Approaching by foot or by car, you would not know that up ahead is one of Tokyo’s most famous historic landmarks, Nihonbashi (日本橋, or literally Japan Bridge). During Edo, it was an important wooden bridge in the center of the capital. Today, Japan’s highway network uses the bridge as the zero mile marker.
Despite its landmark status, the 1911 stone bridge is obscured by the elevated freeway. When I visited, I saw a pair of elderly Japanese tourists taking photos of themselves with the bridge. The many pedestrians and the speeding cars on street and freeway level showed no signs of recognition that this space was special.
Like many of Tokyo’s rivers, what could be natural habitat and urban attraction has become dead space.
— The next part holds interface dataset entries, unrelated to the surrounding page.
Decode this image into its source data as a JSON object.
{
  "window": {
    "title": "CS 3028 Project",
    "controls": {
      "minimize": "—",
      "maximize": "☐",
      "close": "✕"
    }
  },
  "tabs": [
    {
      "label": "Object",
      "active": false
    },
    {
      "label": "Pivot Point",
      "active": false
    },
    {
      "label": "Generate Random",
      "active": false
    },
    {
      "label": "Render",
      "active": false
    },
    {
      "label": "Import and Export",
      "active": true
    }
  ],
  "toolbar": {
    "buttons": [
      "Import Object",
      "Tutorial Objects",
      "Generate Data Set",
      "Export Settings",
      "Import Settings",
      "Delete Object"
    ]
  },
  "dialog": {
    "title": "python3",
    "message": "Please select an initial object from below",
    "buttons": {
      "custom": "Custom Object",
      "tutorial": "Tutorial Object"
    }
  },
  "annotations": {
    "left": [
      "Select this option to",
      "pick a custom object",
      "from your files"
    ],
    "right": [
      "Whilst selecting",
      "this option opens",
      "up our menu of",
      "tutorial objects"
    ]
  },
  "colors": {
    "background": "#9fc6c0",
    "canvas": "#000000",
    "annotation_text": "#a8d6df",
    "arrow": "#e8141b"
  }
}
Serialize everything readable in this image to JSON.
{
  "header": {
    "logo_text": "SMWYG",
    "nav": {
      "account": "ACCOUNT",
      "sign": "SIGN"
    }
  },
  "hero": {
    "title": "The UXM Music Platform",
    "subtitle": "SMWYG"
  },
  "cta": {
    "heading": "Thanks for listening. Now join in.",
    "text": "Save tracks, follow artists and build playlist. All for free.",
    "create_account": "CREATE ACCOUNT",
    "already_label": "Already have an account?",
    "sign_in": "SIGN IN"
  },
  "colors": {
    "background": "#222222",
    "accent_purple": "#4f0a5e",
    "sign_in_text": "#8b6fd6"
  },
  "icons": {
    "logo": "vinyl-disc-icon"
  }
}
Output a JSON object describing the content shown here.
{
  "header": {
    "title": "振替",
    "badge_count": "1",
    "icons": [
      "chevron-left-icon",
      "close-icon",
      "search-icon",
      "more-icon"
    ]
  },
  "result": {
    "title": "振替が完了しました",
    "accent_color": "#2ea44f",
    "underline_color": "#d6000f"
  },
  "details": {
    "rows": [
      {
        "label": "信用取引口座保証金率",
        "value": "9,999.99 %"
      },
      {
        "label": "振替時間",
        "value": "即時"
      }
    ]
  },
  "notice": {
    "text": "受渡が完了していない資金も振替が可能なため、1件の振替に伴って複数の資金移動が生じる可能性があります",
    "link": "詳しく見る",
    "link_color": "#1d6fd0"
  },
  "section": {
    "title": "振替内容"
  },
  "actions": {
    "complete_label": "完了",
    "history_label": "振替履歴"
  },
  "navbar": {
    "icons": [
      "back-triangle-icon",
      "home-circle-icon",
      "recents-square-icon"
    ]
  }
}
Apart from one outdoor hotel cafe, the neighboring buildings face away from the river, freeway, pillars, and exhaust.